Contact Us

 

Clarence and Florence Jordan have been the inspiration for many Koinonia residents, both past and present.

 

 

 

 

Clarence Jordan

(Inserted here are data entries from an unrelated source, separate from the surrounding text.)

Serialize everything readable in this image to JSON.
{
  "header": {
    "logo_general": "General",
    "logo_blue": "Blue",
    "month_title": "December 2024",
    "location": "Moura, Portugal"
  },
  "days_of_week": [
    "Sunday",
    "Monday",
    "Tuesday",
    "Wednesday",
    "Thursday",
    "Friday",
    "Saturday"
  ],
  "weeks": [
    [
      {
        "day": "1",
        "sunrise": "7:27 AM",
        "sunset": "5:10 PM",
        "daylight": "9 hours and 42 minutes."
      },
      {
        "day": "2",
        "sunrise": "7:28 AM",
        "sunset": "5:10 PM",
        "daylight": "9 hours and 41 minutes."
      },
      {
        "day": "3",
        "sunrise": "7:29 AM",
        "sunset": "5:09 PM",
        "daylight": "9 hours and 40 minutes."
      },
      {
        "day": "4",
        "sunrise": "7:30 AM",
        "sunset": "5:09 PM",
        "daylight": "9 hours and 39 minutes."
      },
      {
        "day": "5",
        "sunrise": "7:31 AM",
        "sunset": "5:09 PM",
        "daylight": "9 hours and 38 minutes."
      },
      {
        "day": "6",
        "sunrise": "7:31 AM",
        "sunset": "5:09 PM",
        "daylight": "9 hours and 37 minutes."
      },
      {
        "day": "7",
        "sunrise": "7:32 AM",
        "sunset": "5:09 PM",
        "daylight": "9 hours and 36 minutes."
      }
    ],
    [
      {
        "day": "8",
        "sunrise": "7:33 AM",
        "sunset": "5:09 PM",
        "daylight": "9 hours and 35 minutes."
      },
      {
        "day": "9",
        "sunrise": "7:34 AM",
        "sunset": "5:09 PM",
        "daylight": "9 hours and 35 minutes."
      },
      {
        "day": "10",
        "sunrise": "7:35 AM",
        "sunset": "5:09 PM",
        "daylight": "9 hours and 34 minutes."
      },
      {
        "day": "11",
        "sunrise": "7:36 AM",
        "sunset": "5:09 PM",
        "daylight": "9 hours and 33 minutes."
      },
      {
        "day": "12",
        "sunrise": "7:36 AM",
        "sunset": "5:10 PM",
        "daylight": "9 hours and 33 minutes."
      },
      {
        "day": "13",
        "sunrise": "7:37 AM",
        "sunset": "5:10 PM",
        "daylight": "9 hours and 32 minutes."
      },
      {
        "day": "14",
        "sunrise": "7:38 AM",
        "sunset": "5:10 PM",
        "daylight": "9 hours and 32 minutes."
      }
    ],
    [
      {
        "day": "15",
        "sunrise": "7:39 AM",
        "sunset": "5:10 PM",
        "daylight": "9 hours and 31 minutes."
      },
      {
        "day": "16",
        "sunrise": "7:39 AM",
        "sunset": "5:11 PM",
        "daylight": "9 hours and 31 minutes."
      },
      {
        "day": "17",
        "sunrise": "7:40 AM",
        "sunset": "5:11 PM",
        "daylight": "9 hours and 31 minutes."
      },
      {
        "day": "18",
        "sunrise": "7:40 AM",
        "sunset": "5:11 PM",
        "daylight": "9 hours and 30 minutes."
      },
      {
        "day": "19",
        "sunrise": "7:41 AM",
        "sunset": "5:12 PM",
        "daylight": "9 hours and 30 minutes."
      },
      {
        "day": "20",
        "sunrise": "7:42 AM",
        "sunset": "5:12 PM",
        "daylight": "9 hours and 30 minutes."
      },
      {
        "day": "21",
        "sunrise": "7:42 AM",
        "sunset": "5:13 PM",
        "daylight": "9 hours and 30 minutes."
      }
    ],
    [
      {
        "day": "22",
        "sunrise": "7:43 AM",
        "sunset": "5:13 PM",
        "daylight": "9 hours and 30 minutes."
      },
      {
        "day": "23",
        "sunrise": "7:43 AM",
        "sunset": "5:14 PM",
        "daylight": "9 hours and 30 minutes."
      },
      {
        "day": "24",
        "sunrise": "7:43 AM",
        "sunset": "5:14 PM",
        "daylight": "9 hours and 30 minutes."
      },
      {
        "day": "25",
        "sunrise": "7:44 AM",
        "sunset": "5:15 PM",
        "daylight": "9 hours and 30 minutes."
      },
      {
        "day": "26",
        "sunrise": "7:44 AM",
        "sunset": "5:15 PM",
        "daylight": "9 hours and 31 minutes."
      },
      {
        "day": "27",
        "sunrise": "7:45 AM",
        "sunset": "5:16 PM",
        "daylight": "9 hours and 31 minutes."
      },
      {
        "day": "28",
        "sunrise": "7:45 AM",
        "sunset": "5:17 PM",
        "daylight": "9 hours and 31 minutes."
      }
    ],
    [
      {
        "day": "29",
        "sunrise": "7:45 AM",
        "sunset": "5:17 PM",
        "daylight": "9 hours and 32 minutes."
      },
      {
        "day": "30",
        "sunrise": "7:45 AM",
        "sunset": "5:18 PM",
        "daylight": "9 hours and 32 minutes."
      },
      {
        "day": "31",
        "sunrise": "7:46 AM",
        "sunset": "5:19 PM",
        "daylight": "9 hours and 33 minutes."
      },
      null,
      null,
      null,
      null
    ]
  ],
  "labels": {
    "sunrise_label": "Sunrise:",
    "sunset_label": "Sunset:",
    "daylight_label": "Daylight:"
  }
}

Clarence Jordan was a strange phenomenon in the history of North American Christianity. Hewn from the massive Baptist denomination, known primarily for its conformity to culture, Clarence stressed the anti-cultural, the Christ-transcending and the Christ-transforming, aspects of the gospel. He was an authentic product of the Bible Belt, of the rural, agrarian heartland, of the people's church (he got his college degree in agriculture, graduating in the same class as Senator Herman Talmadge at the University of Georgia). Clarence pursued this tradition to its very end, ending at the top with a Ph.D. in the Greek New Testament from Southern Baptist Theological Seminary in Louisville, Kentucky. -G. McLeod Bryan (more)

 

Watch "Clarence Jordan: Legacy of Faith"
Produced & Edited by Faith Fuller
This video and others can be ordered online
 
 
We are lucky to have the legacy of such a man. For those of us who are hesitant to embrace Christ's suffering, we have an example. Fore those of us who struggle as part of a young community of Christ to see our place in history, we have encouragement. His vision has endured. -Joyce Hollyday (more)

Order Clarence Jordan books and tapes online:

 

Clarence Jordan audio files
(.mp3 format):


 
 

Read more about Clarence Jordan and the History of Koinonia Farm

Letter Written to Clarence Jordan from Martin Luther King, Jr. (When Koinonia's insurance had been cancelled due to the increasing violence directed at Koinonia. Read more about this in the history section).

Bo Johnson and Clarence Jordan  in the cotton patch

 

 

   

Catalog | Shop Online | Donate | Visit | Community Interns | Ministries | History | Activism | Clarence Jordan | Search | Contact us

 
Koinonia is a Christian farm community founded in 1942 by Clarence Jordan,
author of the Cotton Patch Gospels. Birthplace of Habitat for Humanity

awa logo